***** Data shown *****

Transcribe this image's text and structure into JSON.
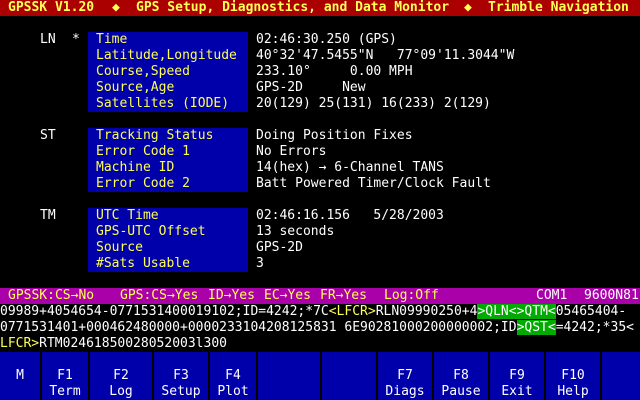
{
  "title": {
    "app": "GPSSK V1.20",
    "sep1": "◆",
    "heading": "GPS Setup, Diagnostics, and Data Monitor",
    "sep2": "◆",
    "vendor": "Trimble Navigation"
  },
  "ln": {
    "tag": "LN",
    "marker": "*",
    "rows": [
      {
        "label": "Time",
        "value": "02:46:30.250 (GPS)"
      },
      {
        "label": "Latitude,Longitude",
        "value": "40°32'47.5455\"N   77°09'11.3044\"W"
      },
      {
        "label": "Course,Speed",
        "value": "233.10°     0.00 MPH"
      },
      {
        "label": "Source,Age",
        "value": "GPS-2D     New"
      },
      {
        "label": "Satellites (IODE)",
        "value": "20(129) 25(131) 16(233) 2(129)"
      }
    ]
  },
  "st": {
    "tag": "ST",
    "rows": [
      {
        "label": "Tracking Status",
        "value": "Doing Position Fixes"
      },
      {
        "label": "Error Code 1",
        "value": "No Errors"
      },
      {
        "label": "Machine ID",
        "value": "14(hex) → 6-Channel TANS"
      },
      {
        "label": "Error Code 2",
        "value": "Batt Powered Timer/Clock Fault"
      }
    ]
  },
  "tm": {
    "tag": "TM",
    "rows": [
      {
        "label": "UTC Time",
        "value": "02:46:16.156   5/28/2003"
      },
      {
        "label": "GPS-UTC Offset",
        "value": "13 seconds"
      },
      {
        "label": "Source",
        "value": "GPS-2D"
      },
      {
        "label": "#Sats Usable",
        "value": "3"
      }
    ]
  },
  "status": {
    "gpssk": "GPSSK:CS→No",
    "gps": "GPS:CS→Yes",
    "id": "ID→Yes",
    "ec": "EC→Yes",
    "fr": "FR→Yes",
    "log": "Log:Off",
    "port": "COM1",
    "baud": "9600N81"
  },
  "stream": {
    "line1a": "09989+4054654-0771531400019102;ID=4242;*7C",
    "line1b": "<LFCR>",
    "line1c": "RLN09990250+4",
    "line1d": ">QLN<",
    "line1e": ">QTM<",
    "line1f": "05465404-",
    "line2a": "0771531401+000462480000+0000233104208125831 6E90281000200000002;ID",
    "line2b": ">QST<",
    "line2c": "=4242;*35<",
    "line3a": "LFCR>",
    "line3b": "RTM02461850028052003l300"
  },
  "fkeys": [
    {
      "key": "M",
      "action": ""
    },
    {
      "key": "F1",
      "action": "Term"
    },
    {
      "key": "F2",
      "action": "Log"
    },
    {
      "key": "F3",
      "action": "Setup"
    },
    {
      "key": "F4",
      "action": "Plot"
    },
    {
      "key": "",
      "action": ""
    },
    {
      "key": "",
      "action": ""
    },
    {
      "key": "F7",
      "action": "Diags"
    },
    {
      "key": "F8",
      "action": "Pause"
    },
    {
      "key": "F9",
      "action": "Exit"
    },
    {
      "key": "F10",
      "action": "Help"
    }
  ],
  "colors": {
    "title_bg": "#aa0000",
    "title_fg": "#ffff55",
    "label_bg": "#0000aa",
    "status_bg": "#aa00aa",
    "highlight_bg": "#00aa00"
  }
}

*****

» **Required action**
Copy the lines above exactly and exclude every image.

» **Problem solution**
Transcribe this image's text and structure into JSON.
{
  "title": {
    "app": "GPSSK V1.20",
    "sep1": "◆",
    "heading": "GPS Setup, Diagnostics, and Data Monitor",
    "sep2": "◆",
    "vendor": "Trimble Navigation"
  },
  "ln": {
    "tag": "LN",
    "marker": "*",
    "rows": [
      {
        "label": "Time",
        "value": "02:46:30.250 (GPS)"
      },
      {
        "label": "Latitude,Longitude",
        "value": "40°32'47.5455\"N   77°09'11.3044\"W"
      },
      {
        "label": "Course,Speed",
        "value": "233.10°     0.00 MPH"
      },
      {
        "label": "Source,Age",
        "value": "GPS-2D     New"
      },
      {
        "label": "Satellites (IODE)",
        "value": "20(129) 25(131) 16(233) 2(129)"
      }
    ]
  },
  "st": {
    "tag": "ST",
    "rows": [
      {
        "label": "Tracking Status",
        "value": "Doing Position Fixes"
      },
      {
        "label": "Error Code 1",
        "value": "No Errors"
      },
      {
        "label": "Machine ID",
        "value": "14(hex) → 6-Channel TANS"
      },
      {
        "label": "Error Code 2",
        "value": "Batt Powered Timer/Clock Fault"
      }
    ]
  },
  "tm": {
    "tag": "TM",
    "rows": [
      {
        "label": "UTC Time",
        "value": "02:46:16.156   5/28/2003"
      },
      {
        "label": "GPS-UTC Offset",
        "value": "13 seconds"
      },
      {
        "label": "Source",
        "value": "GPS-2D"
      },
      {
        "label": "#Sats Usable",
        "value": "3"
      }
    ]
  },
  "status": {
    "gpssk": "GPSSK:CS→No",
    "gps": "GPS:CS→Yes",
    "id": "ID→Yes",
    "ec": "EC→Yes",
    "fr": "FR→Yes",
    "log": "Log:Off",
    "port": "COM1",
    "baud": "9600N81"
  },
  "stream": {
    "line1a": "09989+4054654-0771531400019102;ID=4242;*7C",
    "line1b": "<LFCR>",
    "line1c": "RLN09990250+4",
    "line1d": ">QLN<",
    "line1e": ">QTM<",
    "line1f": "05465404-",
    "line2a": "0771531401+000462480000+0000233104208125831 6E90281000200000002;ID",
    "line2b": ">QST<",
    "line2c": "=4242;*35<",
    "line3a": "LFCR>",
    "line3b": "RTM02461850028052003l300"
  },
  "fkeys": [
    {
      "key": "M",
      "action": ""
    },
    {
      "key": "F1",
      "action": "Term"
    },
    {
      "key": "F2",
      "action": "Log"
    },
    {
      "key": "F3",
      "action": "Setup"
    },
    {
      "key": "F4",
      "action": "Plot"
    },
    {
      "key": "",
      "action": ""
    },
    {
      "key": "",
      "action": ""
    },
    {
      "key": "F7",
      "action": "Diags"
    },
    {
      "key": "F8",
      "action": "Pause"
    },
    {
      "key": "F9",
      "action": "Exit"
    },
    {
      "key": "F10",
      "action": "Help"
    }
  ],
  "colors": {
    "title_bg": "#aa0000",
    "title_fg": "#ffff55",
    "label_bg": "#0000aa",
    "status_bg": "#aa00aa",
    "highlight_bg": "#00aa00"
  }
}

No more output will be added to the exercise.